The first version of Trait-Map® in 2001 was based on the International Personality Item Pool and multiple personality constructs, especially the IPIP-NEO, created by Lewis R. Goldberg, PhD, at the Oregon Research Institute (Goldberg, 1991). This item pool has been used in the construction of a range of assessment tools for the U.S. Air Force and for corporations in the US and in Europe. The IPIP-NEO inventory has been administered to more than 200,000 people all over the world by Professor John A. Johnson, and is becoming one of the most popular Five Factor personality inventories.

Dr. Lewis R. Goldberg, a senior scientist at Oregon Research Institute and Professor Emeritus at the University of Oregon, serves on the editorial board of the Journal of Personality and Social Psychology, Personality & Individual Differences, the European Journal of Personality, and the Journal of Personality Assessment. He has more than 100 publications in the field of personality psychology.

Dr. John A. Johnson is professor at the Pennsylvania State University; his main research field is personality tests during personnel selection. He has received many awards: from the University of Bielefeld, the Provost's Collaborative and Curricular Innovations Special Recognition Program Award; the STAR Project Award; and the Alumni/Student Award for Excellence in Teaching. Besides numerous publications in journals, he also published a book: Hogan, R., Johnson, J. A., & Briggs, S. R. (1997). Handbook of personality psychology. San Diego: Academic Press.

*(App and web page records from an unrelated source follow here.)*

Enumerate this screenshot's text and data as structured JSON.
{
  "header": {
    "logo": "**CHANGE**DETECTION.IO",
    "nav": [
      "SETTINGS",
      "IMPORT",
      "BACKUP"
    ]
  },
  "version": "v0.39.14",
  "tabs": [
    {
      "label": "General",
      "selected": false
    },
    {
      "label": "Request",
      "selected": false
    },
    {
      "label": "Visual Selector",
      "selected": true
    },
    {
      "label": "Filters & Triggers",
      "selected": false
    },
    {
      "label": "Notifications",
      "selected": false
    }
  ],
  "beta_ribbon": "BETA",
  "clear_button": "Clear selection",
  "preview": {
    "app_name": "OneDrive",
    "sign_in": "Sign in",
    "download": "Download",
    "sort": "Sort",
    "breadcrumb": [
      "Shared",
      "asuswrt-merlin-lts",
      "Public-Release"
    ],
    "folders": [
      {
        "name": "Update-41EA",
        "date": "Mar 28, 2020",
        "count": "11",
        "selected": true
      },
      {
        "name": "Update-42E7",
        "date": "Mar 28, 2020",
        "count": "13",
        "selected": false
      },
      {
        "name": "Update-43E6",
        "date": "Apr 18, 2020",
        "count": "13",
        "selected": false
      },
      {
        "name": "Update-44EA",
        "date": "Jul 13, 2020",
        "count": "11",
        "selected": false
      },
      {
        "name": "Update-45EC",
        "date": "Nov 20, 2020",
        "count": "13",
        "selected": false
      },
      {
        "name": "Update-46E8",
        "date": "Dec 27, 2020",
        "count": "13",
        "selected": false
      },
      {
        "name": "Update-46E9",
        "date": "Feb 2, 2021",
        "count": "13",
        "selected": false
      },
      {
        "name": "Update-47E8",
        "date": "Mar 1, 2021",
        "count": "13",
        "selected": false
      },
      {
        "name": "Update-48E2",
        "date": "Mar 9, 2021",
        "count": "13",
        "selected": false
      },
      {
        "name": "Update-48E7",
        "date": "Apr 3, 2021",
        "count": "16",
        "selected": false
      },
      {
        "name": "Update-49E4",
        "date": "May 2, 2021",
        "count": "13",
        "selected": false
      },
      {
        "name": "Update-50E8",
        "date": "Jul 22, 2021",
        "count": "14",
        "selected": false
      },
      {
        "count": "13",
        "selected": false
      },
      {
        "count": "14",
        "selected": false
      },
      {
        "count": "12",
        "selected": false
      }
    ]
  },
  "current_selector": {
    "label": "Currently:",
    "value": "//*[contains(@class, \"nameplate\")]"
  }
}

Product Summary: Trait-Map® Personality Assessment
Trait-Map® Report Cover
Product description: Advanced forced-choice personality test based on trait theory and the Big Five. It measures 25 primary traits and provides wide ranges of secondary scales and reports.
Category: Personality test
Users: Recruiters, Headhunters, Trainers, Coaches, HR, and OD professionals
Publisher: OD-Tools®

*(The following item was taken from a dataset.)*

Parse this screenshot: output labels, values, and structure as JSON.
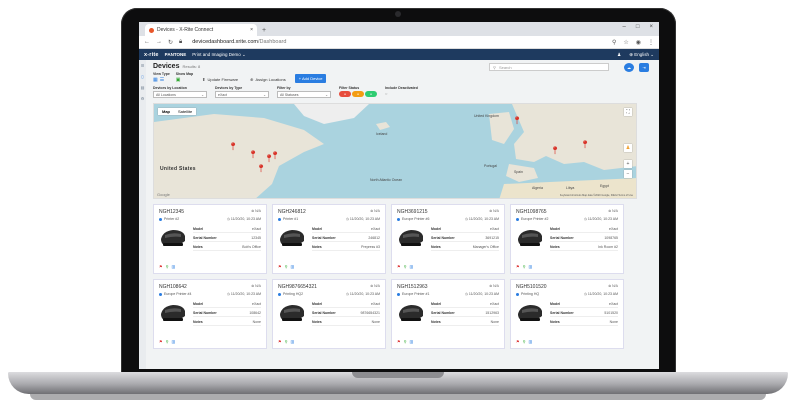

Please Contact Us for pricing and licensing information.